Work task
Search the records that follow and extract every line containing the string "JSON".
■ ■ ■ ■
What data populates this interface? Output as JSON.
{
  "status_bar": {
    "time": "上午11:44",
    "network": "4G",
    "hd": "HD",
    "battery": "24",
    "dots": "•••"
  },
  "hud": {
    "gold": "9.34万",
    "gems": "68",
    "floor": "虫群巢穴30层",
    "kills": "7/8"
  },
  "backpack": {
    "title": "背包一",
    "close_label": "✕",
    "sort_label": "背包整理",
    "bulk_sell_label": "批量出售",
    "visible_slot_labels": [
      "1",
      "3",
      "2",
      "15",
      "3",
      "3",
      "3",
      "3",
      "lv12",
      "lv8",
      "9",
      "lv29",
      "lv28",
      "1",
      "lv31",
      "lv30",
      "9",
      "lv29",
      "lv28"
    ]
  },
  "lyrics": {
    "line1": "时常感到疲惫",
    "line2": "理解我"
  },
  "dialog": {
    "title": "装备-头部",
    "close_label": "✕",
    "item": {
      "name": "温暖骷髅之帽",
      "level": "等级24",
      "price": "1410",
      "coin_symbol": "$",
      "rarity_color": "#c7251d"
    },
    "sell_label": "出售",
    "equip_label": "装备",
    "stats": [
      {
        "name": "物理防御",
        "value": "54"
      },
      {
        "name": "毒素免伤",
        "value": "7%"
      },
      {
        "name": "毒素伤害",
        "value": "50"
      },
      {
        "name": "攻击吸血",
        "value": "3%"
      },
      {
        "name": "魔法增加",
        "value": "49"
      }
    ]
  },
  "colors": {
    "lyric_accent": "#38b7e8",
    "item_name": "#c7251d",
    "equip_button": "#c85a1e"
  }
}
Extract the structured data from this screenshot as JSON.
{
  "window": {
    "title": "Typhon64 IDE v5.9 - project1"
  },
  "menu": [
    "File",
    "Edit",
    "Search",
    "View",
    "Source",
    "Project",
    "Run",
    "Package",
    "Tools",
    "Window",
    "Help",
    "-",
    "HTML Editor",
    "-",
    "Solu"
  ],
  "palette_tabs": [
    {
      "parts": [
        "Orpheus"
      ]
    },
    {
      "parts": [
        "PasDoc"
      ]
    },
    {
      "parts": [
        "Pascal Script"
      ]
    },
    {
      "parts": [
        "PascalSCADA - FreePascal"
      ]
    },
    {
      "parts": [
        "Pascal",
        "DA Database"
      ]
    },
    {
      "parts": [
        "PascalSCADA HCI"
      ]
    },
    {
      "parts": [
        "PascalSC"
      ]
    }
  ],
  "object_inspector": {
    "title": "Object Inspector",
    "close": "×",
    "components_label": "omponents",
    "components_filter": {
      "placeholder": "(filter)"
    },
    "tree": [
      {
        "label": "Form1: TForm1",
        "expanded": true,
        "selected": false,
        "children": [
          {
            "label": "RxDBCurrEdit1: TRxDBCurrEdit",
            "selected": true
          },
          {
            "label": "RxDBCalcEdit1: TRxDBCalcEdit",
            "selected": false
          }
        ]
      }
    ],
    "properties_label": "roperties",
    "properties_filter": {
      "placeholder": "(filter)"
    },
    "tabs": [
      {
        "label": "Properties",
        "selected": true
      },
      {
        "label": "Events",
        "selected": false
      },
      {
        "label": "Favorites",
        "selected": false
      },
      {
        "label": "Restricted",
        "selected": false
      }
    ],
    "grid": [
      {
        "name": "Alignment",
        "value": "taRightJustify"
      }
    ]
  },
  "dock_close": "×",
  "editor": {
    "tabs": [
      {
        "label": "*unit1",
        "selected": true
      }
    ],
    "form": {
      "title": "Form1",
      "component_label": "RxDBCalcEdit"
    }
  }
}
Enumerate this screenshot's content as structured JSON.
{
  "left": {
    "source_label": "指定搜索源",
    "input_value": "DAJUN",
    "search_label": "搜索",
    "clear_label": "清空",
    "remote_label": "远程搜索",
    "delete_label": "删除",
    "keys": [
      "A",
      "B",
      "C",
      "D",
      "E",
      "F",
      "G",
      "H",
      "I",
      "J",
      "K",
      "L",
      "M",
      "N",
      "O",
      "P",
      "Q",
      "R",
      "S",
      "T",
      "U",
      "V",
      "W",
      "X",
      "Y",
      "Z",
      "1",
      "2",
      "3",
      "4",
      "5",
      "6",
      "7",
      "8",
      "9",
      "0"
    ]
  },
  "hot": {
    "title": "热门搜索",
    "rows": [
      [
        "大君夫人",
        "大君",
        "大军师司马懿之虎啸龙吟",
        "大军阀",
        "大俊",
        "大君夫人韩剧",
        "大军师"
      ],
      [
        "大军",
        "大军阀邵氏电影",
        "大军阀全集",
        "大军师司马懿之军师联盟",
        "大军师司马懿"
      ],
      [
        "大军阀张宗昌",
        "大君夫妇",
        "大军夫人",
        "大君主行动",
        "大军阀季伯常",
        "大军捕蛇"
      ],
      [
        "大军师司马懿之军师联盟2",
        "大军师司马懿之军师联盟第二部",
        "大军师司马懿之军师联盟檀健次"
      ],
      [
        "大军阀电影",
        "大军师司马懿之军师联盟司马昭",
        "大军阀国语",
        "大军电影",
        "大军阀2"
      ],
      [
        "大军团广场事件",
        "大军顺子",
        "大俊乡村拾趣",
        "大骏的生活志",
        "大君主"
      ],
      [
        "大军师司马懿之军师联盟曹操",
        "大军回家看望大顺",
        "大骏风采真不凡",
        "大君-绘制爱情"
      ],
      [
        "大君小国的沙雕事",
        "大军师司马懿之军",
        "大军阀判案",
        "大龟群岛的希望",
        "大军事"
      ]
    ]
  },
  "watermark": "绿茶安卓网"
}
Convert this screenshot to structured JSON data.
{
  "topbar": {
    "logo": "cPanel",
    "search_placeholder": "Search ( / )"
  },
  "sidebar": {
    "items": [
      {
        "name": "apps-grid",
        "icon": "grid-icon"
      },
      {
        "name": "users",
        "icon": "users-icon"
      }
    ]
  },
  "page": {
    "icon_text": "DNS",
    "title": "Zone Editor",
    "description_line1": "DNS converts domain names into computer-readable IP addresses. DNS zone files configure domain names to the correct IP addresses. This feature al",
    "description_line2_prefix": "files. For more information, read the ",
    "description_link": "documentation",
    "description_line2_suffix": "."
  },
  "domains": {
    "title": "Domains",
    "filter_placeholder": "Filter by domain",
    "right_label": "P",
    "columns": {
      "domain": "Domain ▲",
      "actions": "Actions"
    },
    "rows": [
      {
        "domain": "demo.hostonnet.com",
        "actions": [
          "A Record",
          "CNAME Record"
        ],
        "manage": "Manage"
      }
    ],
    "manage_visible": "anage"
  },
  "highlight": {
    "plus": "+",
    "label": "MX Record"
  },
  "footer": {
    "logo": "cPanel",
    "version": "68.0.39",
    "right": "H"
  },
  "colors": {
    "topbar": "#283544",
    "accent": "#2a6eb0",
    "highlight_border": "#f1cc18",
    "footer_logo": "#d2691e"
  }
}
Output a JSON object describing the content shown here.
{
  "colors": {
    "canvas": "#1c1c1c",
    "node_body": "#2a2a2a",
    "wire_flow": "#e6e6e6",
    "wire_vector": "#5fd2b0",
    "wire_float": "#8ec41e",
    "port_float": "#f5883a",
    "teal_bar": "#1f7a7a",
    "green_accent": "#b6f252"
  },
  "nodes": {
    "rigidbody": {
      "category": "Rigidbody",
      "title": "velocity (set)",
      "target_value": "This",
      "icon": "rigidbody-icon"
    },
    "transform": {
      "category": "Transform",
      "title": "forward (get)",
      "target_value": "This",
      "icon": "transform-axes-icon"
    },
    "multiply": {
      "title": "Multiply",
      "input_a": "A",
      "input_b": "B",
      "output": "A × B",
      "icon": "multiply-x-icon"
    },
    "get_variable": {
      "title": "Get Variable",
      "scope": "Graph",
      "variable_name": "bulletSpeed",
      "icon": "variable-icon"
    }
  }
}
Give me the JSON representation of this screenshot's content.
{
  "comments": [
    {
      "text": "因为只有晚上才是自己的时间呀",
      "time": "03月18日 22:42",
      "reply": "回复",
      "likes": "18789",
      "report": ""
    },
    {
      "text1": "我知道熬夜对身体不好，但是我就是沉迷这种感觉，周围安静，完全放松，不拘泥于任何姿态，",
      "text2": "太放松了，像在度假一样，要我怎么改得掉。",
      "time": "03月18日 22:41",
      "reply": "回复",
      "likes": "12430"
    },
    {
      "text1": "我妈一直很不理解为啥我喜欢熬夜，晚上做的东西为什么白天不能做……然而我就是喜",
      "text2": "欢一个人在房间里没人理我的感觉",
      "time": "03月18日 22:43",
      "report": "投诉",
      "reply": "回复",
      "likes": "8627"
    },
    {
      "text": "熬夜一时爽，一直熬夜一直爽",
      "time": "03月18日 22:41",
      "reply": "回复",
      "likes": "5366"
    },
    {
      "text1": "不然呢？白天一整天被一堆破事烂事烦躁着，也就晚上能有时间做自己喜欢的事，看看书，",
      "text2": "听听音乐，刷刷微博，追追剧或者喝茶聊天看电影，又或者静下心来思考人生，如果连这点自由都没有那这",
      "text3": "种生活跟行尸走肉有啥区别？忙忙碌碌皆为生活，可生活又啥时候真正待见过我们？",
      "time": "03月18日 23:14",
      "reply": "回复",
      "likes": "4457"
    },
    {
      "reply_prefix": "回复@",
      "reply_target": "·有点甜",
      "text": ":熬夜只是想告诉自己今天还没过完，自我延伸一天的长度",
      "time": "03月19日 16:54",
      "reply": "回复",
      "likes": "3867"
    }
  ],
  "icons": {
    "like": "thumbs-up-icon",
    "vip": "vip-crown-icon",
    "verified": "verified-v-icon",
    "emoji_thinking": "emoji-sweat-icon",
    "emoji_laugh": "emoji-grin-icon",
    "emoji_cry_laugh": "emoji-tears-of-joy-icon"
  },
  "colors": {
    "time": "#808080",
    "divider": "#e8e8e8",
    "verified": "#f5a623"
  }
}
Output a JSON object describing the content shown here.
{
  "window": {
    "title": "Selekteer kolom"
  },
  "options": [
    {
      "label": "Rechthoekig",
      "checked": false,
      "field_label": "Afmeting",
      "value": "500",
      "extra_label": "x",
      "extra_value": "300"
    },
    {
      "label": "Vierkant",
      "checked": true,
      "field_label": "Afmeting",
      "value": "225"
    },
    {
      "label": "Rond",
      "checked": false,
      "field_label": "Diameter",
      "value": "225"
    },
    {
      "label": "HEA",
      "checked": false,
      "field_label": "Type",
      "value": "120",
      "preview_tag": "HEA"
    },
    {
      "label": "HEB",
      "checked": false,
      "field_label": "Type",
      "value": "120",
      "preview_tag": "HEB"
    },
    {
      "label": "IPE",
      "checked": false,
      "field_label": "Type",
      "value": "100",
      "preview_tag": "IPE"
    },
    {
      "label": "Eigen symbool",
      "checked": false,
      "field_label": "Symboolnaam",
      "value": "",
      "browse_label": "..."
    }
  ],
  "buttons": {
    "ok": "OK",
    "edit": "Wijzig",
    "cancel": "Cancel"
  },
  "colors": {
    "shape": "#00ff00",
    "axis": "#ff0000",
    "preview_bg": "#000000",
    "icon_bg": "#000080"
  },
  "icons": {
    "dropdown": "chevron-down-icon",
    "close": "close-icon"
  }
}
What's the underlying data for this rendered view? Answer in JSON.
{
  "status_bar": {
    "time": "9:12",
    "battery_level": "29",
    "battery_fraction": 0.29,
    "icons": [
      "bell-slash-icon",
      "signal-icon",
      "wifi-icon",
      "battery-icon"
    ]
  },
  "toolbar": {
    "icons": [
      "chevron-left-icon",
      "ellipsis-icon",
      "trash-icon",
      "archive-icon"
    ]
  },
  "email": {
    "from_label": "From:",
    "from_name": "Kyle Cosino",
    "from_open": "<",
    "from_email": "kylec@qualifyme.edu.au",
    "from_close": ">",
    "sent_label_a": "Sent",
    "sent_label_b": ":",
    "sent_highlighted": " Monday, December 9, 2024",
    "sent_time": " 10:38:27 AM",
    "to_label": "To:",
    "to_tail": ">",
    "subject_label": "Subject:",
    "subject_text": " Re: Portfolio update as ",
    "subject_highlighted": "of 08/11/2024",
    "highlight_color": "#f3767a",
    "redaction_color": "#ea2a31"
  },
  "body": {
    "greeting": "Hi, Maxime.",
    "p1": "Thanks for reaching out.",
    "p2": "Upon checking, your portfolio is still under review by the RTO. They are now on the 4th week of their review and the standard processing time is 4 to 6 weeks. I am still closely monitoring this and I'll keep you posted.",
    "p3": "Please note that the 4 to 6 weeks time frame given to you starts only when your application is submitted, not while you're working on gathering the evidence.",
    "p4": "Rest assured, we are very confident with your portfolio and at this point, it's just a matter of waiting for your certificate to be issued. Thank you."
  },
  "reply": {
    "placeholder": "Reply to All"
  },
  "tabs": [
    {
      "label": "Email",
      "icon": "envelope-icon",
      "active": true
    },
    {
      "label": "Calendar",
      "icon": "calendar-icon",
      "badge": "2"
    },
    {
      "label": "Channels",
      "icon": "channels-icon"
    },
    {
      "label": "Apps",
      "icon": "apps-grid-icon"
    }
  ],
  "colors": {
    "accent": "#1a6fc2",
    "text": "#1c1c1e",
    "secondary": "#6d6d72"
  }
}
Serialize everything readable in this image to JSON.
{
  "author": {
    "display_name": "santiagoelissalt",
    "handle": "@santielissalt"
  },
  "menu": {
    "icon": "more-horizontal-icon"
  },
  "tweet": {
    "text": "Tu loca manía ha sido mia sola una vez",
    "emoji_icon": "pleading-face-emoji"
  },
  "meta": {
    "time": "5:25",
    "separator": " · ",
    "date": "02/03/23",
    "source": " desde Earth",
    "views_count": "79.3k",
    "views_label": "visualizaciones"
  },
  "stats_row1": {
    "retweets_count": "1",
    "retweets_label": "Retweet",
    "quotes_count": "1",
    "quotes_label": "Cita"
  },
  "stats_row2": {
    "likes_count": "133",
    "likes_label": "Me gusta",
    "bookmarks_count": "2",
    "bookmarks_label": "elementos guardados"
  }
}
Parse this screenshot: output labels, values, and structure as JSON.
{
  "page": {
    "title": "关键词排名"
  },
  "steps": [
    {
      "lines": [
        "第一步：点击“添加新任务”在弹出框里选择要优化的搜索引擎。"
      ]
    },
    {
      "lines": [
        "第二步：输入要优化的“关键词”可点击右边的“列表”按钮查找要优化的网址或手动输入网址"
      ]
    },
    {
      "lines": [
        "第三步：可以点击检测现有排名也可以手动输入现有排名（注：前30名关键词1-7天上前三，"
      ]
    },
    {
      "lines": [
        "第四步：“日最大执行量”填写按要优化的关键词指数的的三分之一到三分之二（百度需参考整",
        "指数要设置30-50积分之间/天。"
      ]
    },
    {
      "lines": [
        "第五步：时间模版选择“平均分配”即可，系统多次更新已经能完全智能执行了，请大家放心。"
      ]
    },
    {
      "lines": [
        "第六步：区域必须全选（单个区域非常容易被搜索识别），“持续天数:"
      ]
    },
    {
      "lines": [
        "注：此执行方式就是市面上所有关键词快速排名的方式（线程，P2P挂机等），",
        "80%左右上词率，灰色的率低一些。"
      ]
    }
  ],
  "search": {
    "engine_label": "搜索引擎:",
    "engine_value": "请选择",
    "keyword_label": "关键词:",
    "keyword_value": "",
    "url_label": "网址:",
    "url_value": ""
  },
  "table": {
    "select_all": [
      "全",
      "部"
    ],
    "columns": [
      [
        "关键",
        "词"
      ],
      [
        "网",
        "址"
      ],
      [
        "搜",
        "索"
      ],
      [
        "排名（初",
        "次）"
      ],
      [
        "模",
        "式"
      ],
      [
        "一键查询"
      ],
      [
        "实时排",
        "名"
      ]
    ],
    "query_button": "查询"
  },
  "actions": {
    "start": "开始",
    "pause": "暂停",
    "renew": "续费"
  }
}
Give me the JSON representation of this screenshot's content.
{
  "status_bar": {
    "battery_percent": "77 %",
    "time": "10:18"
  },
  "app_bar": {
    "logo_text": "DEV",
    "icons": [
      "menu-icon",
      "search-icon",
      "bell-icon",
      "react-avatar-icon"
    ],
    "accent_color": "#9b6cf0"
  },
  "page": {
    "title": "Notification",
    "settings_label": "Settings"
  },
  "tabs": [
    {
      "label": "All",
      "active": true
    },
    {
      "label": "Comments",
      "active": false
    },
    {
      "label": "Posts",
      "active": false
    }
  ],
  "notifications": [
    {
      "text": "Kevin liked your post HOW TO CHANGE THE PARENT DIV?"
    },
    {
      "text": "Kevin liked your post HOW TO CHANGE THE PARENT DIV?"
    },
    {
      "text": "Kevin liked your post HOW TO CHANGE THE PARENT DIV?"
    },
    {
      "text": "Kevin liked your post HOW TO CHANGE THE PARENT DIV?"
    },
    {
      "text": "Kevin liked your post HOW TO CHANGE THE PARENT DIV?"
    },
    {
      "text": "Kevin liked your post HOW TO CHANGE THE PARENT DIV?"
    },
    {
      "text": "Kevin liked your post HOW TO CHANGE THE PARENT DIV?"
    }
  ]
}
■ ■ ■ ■
Task result
What data populates this interface? Output as JSON.
Extract the structured data from this screenshot as JSON.
Enumerate this screenshot's content as structured JSON.
Convert this screenshot to structured JSON data.
Output a JSON object describing the content shown here.
Give me the JSON representation of this screenshot's content.
Output a JSON object describing the content shown here.
What's the underlying data for this rendered view? Answer in JSON.
Serialize everything readable in this image to JSON.
Parse this screenshot: output labels, values, and structure as JSON.
Give me the JSON representation of this screenshot's content.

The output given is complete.